Civilian Richard Flynn (aged about 60) of Carrigtwohill (west end of Carrigtwohill)
Date of incident: night of 14-15 May 1921 (death recorded 15 May 1921)
Sources: Death Certificate (Midleton District 2, Union of Midleton), 15 May 1921; CE, 16, 24, 28 May, 24 June 1921; CWN, 21 May, 4 June 1921; FJ, 28 May 1921; Irish Bulletin, 5:5 (7 June 1921); MSPC/RO/31 (Military Archives); John Kelleher’s WS 1456, 27 (BMH); Francis Healy’s WS 1694, 5, 17-21 (BMH); name not on Roll of Honour, Cork No. 1 Brigade (Cork Public Museum, Fitzgerald Park, Cork); O’Neill (1975), 67; McCarthy (2008), 136; Midleton IRA Memorial, Main Street, Midleton; Richard Flynn Memorial, Carrigtwohill.
Note: Richard Flynn’s death certificate indicates that he died at the west end of Carrigtwohill on 15 May 1921 from shock and haemorrhage caused by gunshot wounds, and without mention as to the source of the gunshots.

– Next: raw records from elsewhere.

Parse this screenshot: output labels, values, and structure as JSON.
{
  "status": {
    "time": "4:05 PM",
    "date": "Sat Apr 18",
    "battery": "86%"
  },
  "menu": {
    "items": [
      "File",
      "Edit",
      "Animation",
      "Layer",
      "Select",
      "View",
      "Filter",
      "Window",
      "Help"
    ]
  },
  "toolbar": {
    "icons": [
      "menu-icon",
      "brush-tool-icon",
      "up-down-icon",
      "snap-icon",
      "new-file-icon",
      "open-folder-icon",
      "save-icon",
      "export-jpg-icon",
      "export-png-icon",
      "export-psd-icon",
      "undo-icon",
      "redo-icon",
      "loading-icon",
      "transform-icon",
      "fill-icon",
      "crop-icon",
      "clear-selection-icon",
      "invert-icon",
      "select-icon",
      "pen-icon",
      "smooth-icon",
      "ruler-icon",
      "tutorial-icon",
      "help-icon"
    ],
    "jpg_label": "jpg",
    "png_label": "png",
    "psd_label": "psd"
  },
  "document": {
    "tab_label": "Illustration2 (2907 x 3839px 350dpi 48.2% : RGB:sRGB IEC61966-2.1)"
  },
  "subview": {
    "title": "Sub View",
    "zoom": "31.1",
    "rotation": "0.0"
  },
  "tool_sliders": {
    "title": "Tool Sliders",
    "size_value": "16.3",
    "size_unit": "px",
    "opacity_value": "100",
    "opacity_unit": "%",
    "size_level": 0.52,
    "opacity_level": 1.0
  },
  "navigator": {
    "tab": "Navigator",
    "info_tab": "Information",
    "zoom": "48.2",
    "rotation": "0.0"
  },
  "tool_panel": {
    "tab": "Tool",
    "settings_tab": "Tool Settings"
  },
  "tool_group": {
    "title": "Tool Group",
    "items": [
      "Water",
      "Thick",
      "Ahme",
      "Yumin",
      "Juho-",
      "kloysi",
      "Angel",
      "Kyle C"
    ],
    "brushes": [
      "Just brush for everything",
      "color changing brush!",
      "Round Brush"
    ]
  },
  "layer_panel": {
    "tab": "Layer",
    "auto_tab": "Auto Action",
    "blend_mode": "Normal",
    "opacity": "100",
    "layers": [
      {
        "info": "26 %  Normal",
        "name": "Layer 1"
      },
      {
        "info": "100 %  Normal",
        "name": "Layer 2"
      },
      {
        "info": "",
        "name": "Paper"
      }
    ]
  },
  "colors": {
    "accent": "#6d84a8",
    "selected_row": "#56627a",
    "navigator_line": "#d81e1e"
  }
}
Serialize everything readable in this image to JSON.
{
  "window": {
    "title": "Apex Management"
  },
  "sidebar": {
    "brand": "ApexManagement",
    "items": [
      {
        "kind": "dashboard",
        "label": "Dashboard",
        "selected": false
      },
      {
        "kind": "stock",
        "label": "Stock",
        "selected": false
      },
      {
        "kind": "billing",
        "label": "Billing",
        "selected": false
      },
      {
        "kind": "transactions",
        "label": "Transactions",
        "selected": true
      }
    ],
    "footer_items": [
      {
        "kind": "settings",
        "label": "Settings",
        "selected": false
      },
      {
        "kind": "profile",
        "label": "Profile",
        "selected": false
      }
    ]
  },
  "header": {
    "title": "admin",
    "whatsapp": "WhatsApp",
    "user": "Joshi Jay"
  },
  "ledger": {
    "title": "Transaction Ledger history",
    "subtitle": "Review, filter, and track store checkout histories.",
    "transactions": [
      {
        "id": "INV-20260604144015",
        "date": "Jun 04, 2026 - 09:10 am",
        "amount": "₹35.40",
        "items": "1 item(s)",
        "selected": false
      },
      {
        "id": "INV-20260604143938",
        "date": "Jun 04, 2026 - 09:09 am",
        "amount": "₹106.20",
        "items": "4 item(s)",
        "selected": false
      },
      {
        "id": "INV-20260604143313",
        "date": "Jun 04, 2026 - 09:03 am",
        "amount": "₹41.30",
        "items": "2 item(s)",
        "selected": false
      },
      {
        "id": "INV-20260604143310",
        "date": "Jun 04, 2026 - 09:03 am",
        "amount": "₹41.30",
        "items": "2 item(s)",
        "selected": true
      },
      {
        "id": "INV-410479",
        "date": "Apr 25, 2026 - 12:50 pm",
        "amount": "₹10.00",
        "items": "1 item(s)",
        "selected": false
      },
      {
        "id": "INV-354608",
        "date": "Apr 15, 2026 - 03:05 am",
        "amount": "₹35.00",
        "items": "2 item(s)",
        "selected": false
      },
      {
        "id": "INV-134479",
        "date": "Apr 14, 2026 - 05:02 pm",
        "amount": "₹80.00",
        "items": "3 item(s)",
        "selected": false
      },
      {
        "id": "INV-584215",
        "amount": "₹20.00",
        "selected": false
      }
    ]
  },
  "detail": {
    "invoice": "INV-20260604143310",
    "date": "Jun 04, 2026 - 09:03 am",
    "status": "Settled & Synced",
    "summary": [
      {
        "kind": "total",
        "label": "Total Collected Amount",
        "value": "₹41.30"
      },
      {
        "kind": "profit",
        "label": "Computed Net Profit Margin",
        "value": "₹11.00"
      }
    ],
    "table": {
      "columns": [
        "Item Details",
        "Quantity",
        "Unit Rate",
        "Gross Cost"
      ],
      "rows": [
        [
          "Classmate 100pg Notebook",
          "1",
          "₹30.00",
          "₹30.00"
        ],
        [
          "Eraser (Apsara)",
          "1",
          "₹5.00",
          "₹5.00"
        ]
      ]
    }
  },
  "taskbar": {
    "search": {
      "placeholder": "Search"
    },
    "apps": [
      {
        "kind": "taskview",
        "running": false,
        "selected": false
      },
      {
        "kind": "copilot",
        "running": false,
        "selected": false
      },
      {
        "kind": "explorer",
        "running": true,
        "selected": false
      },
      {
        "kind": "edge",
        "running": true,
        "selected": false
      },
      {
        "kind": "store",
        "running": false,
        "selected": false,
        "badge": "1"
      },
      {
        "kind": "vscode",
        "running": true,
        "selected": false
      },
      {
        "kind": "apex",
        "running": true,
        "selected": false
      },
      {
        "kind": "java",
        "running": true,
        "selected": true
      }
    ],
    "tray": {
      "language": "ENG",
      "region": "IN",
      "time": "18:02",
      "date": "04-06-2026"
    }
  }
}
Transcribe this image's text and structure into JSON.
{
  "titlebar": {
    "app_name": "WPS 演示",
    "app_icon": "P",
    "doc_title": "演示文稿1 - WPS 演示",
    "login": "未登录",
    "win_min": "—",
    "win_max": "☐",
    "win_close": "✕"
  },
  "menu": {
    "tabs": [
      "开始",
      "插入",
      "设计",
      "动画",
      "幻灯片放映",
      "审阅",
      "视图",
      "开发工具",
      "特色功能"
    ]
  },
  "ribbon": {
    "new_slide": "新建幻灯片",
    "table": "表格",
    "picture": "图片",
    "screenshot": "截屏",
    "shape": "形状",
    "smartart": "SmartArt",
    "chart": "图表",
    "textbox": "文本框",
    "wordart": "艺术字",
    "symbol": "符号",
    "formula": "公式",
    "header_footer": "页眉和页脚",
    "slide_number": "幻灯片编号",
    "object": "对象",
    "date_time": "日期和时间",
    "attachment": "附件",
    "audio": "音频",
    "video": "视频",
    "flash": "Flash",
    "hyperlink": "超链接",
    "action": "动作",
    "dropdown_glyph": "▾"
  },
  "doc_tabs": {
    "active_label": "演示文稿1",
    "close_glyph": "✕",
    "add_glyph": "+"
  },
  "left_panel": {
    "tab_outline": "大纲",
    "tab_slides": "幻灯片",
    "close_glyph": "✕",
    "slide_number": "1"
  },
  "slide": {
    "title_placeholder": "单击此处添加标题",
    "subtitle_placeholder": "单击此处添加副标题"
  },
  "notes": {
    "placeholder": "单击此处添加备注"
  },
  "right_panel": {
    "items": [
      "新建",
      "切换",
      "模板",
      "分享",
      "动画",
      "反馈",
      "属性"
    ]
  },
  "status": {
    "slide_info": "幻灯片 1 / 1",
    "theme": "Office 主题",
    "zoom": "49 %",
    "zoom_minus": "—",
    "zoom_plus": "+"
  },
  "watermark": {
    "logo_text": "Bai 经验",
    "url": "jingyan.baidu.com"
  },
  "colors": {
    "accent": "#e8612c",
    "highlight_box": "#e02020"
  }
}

See Death Certificate (District of Midleton 2, Union of Midleton), 15 May 1921. Flynn and one of his sons (a ‘deaf mute’) were taken from their house at Carrigtwohill by the military. The father was shot dead and his son was wounded. Richard Flynn’s cottage was burned down by ‘armed men’ in the early morning hours of 27 May 1921. See CE, 28 May 1921.
An agricultural labourer, Richard Flynn and his wife Catherine were the parents of four living children (five born), all of whom were sons in 1911. Their second son Timothy was listed as a ‘general labourer’ and described in the 1911 census as ‘deaf and dumb’.
According to Kieran McCarthy, Flynn was one of four victims in this British military reprisal. (The others were Michael Ahern, Richard Barry, and John Ryan. Edward McNamara was a fifth victim.) As McCarthy notes, Flynn was an elderly man. See McCarthy (2008), 136. Flynn’s name appears on the Midleton IRA Memorial at the north end of Main Street in Midleton, but it does not appear on the Roll of Honour of the Cork No. 1 Brigade deposited in the Cork Public Museum in Fitzgerald Park in Cork city. Almost certainly, Flynn was not a Volunteer.
But one or more of his four sons probably belonged to the Volunteers, and the Flynns were probably a republican family. A Richard Flynn later appears on the membership roll of the Carrigtwohill Company of the Fourth Battalion of the Cork No. 1 Brigade and was in receipt of an IRA pension. See MSPC/RO/31 (Military Archives). The youngest of the four sons of the murdered Richard Flynn was also named Richard and was aged 13 at the time of the 1911 census and so about 23 years old when his father was killed. Thus it is quite possible that the Cameron Highlanders who murdered Richard Flynn Sr and wounded his son Timothy the deaf mute were looking for Volunteer Richard Flynn Jr, who later became the recipient of the IRA pension and appeared on the Carrigtwohill Company roll.